Considering that this album was only written by two men (Palumbo and Guitarist/Bassist Justin Beck), there is an intense, focused feeling to the album. There is a vision being shared and apart from hiring Dillinger Escape Plan drummer Billy Rymer to mercilessly beat the shit out of his drum kit, there are only two other people who guest on the record – George Reynolds who gives his vocals on “Pompeii” and Ariel Telford who performs percussion on “Bastille Day”. After all the countless line-up changes, there is a focused unit at the core of this album and it makes for a better experience.
So, am I converted to Glassjaw?
Well, yes and no – to be honest, this could be just a one-off for me, I won’t fully know until I go back to their earlier releases. But it has perked my appetite for Glassjaw somewhat, especially the first four songs of Material Control. It is straight out of the gate, a full-on Hardcore nirvana experience (the mythical state, not the band). It does not let you rest and it sounds brutal as hell, just what you want from a Hardcore record.

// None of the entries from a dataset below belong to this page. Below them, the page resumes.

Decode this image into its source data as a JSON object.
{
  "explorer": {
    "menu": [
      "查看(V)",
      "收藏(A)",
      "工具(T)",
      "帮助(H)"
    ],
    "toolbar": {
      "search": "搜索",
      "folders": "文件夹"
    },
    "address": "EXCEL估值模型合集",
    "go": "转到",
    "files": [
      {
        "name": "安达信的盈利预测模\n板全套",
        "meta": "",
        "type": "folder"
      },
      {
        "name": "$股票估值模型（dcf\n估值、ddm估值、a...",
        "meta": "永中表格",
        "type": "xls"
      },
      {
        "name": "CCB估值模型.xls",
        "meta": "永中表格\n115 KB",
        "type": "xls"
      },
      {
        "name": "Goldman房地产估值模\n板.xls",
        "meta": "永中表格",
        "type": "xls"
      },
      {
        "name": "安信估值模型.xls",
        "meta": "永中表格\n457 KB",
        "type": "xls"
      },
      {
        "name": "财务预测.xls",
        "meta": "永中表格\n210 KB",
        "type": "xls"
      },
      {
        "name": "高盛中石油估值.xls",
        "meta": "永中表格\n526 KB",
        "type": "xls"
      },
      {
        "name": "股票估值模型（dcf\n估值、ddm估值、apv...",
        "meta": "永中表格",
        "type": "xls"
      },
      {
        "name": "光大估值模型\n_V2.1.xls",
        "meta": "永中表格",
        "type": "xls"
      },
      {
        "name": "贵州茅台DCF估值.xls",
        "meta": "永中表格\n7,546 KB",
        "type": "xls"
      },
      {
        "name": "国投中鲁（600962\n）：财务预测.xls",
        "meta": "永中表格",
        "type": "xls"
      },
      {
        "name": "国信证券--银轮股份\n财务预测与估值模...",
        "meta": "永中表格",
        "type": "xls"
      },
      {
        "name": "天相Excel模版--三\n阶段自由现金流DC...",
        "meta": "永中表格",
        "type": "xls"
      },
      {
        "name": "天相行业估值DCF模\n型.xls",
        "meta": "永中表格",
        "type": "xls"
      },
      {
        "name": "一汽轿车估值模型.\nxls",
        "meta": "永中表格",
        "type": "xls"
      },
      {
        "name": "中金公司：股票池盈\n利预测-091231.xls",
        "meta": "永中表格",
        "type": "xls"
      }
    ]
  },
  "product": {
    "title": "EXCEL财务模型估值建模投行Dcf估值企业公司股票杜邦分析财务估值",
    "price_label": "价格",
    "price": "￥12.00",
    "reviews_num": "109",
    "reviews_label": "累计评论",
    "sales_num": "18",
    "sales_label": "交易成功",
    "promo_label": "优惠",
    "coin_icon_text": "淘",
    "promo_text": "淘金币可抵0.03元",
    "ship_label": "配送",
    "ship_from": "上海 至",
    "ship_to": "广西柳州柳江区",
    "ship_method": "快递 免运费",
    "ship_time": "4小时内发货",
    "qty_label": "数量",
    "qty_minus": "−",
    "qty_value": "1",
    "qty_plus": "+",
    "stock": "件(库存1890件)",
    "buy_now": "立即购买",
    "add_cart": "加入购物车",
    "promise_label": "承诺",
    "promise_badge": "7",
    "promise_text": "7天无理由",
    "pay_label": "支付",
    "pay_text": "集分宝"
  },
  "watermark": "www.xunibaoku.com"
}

But whilst time will tell on my thoughts on Glassjaw, my gut reaction to Material Control… I really like this album, I mean I REALLY like it! It sounds like controlled fury, an explosive torment unleashed on the world. It’s the only thing I have listened to for three days straight, I am sure it’s given me nightmares as well as the end of year migraine, as far as my record of the year is concerned. I will be revisiting Glassjaw’s previous releases, just to see if I have changed my mind on them. Well played Glassjaw, well played!
Material Control is a late contender for album of the year, a dynamic release that reintroduces Glassjaw to a new generation of people.
Rating: 4.5/5 – Oh, I think I’m having an accident
Top track – Take your pick, but I am currently running high on “Shira”